We need to see her ENT in DC for a bronchoscopy to see if we gained any space in her airway. And then we'll need to get a capped sleep study done. I don't think doing this in the winter will be worth it. They usually don't like to decannulate (take the trach out) during the winter/sickness season. It can be very difficult/risky for a newly decannulated kid to be sick while they are still getting used to breathing without the trach.
We really can't even think about that right now. If she can't be decannulated after this surgery, it will be devastating. And it will mean more years with the trach, something I just can't think about right now. I just want to focus on her being happy and healthy. And as long as we have hope - I can live with it. I'm not ready to have that hope squashed. So, I don't know when we'll schedule those things. I guess I'll email her ENT in DC and ask him what he thinks.
We'll also have to get a dental/orthodontia plan. She has a local dentist - and I love her. But, she doesn't have an orthodontist. And I'm thinking her orthodontist has to be one in Boston who can work with her craniofacial team. But, that does make for a lot of traveling in the future. So, I don't know what we'll do. I know we're probably not going to do anything for at least another year (unless something comes up that we can't put off) so I'll probably put that on the back burner for now.
The worst thing about the appointment was them trying to get pictures of her. What a mess! She could not sit still for anything. And there was a terrible delay from them clicking the button and the camera taking the picture. It was a frustrating disaster.
|Trying to get her lined up right.|
|Hello Goofy Girl.|
|Some x-ray thingy.|
Now look at this picture taken just before her surgery...
Now even I can see that change! Great job, Docs!!! Now why couldn't she just hold still like in this photo for crying out loud?!
Anyway, as we were leaving, Dr. Padwa turned around and said, "We just need to get that trach out. Because she's beautiful." Awww, thanks Dr. Padwa!
So, a great follow-up appointment. Now I can focus on the other appointments I have to make. We need to see her ENT here to see when we can do the next step in getting her bone anchored hearing aid going. She sees her local cardiologist on Wednesday to have her pacemaker checked. And I think we need to think about getting her back to DC to have another heart cath done to close her fenestration (a heart thing that is usually closed years before this - but we've had other things to focus on). I bet I could just schedule all of her DC stuff for one big stay or something (sleep study, bronch, heart cath). That would certainly be better than having to make separate trips.

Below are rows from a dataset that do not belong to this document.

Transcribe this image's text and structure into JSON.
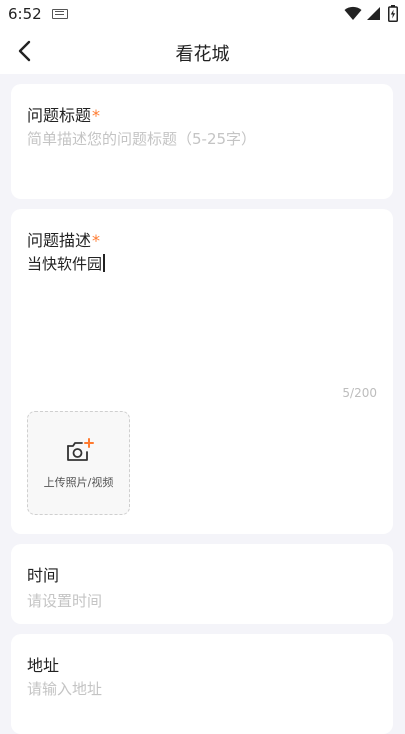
{
  "status_bar": {
    "time": "6:52"
  },
  "nav": {
    "title": "看花城"
  },
  "question_title": {
    "label": "问题标题",
    "required_mark": "*",
    "placeholder": "简单描述您的问题标题（5-25字）"
  },
  "question_desc": {
    "label": "问题描述",
    "required_mark": "*",
    "value": "当快软件园",
    "counter": "5/200"
  },
  "upload": {
    "label": "上传照片/视频"
  },
  "time_field": {
    "label": "时间",
    "placeholder": "请设置时间"
  },
  "address_field": {
    "label": "地址",
    "placeholder": "请输入地址"
  },
  "colors": {
    "accent": "#ff7a2f",
    "background": "#f4f4f9",
    "card": "#ffffff",
    "placeholder": "#c4c4c4"
  }
}
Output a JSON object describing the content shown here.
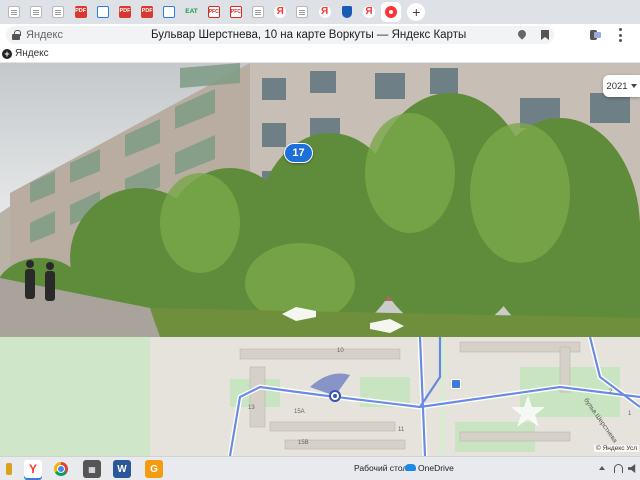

Anyway, that's it for Boston for a while I think. I had no idea it would be this "simple" - I fully expected more complications. Knock on wood.
Okay, I'm on a roll now. I hope to have another post tomorrow!